**WORK TO BE COMPLETED**
Each record should be copied exactly into the answer, and no picture should go with it.

**DATA TO EXAMINE**
· · · · ·

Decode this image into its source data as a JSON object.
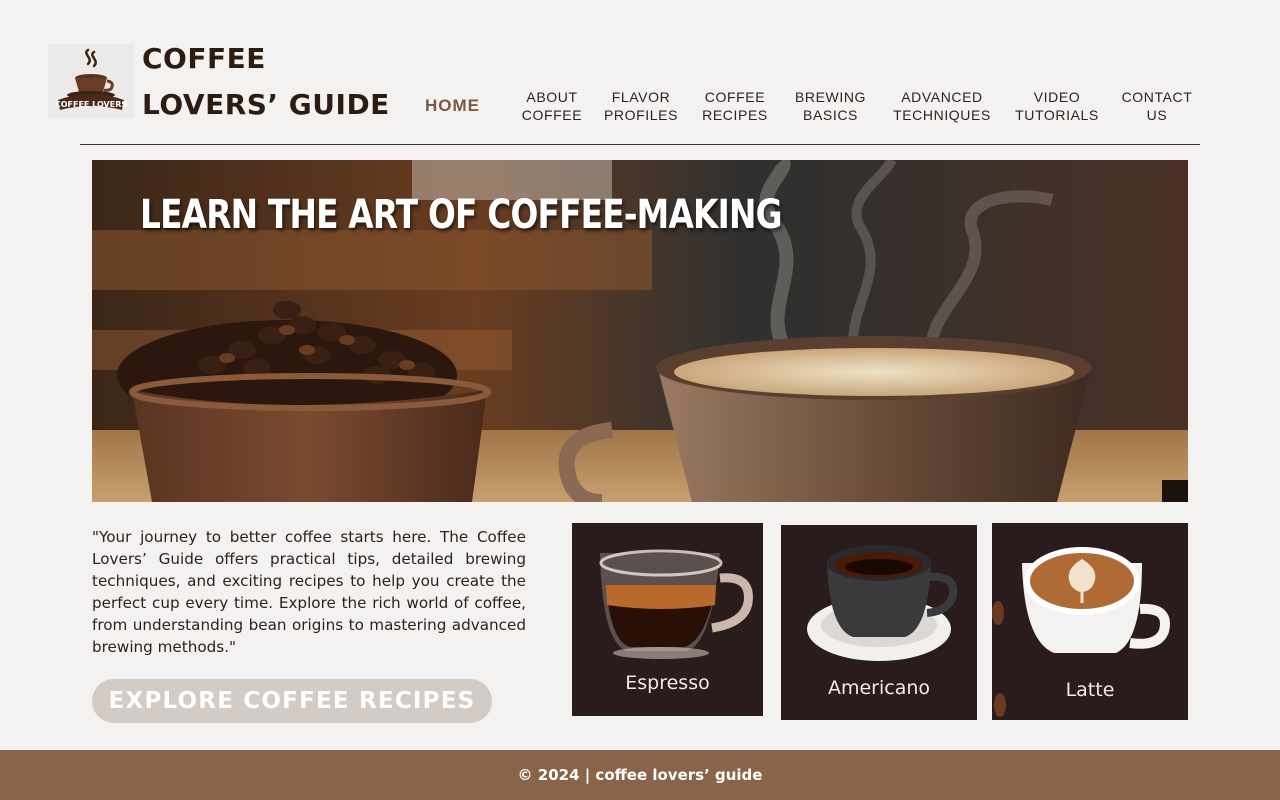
{
  "header": {
    "logo_text": "COFFEE LOVERS",
    "site_title": "COFFEE LOVERS’ GUIDE"
  },
  "nav": {
    "items": [
      {
        "label": "HOME",
        "active": true
      },
      {
        "label": "ABOUT\nCOFFEE",
        "active": false
      },
      {
        "label": "FLAVOR\nPROFILES",
        "active": false
      },
      {
        "label": "COFFEE\nRECIPES",
        "active": false
      },
      {
        "label": "BREWING\nBASICS",
        "active": false
      },
      {
        "label": "ADVANCED\nTECHNIQUES",
        "active": false
      },
      {
        "label": "VIDEO\nTUTORIALS",
        "active": false
      },
      {
        "label": "CONTACT\nUS",
        "active": false
      }
    ]
  },
  "hero": {
    "title": "LEARN THE ART OF COFFEE-MAKING"
  },
  "intro": {
    "text": "\"Your journey to better coffee starts here. The Coffee Lovers’ Guide offers practical tips, detailed brewing techniques, and exciting recipes to help you create the perfect cup every time. Explore the rich world of coffee, from understanding bean origins to mastering advanced brewing methods.\"",
    "cta_label": "EXPLORE COFFEE RECIPES"
  },
  "cards": [
    {
      "label": "Espresso"
    },
    {
      "label": "Americano"
    },
    {
      "label": "Latte"
    }
  ],
  "footer": {
    "text": "© 2024 | coffee lovers’ guide"
  },
  "colors": {
    "background": "#f4f2f0",
    "nav_active": "#7b5a45",
    "card_background": "#2a1b1c",
    "button_background": "#d3cbc6",
    "footer_background": "#8a6448"
  }
}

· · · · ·

**OUTPUT OF THE TASK**
Decode this image into its source data as a JSON object.
{
  "header": {
    "logo_text": "COFFEE LOVERS",
    "site_title": "COFFEE LOVERS’ GUIDE"
  },
  "nav": {
    "items": [
      {
        "label": "HOME",
        "active": true
      },
      {
        "label": "ABOUT\nCOFFEE",
        "active": false
      },
      {
        "label": "FLAVOR\nPROFILES",
        "active": false
      },
      {
        "label": "COFFEE\nRECIPES",
        "active": false
      },
      {
        "label": "BREWING\nBASICS",
        "active": false
      },
      {
        "label": "ADVANCED\nTECHNIQUES",
        "active": false
      },
      {
        "label": "VIDEO\nTUTORIALS",
        "active": false
      },
      {
        "label": "CONTACT\nUS",
        "active": false
      }
    ]
  },
  "hero": {
    "title": "LEARN THE ART OF COFFEE-MAKING"
  },
  "intro": {
    "text": "\"Your journey to better coffee starts here. The Coffee Lovers’ Guide offers practical tips, detailed brewing techniques, and exciting recipes to help you create the perfect cup every time. Explore the rich world of coffee, from understanding bean origins to mastering advanced brewing methods.\"",
    "cta_label": "EXPLORE COFFEE RECIPES"
  },
  "cards": [
    {
      "label": "Espresso"
    },
    {
      "label": "Americano"
    },
    {
      "label": "Latte"
    }
  ],
  "footer": {
    "text": "© 2024 | coffee lovers’ guide"
  },
  "colors": {
    "background": "#f4f2f0",
    "nav_active": "#7b5a45",
    "card_background": "#2a1b1c",
    "button_background": "#d3cbc6",
    "footer_background": "#8a6448"
  }
}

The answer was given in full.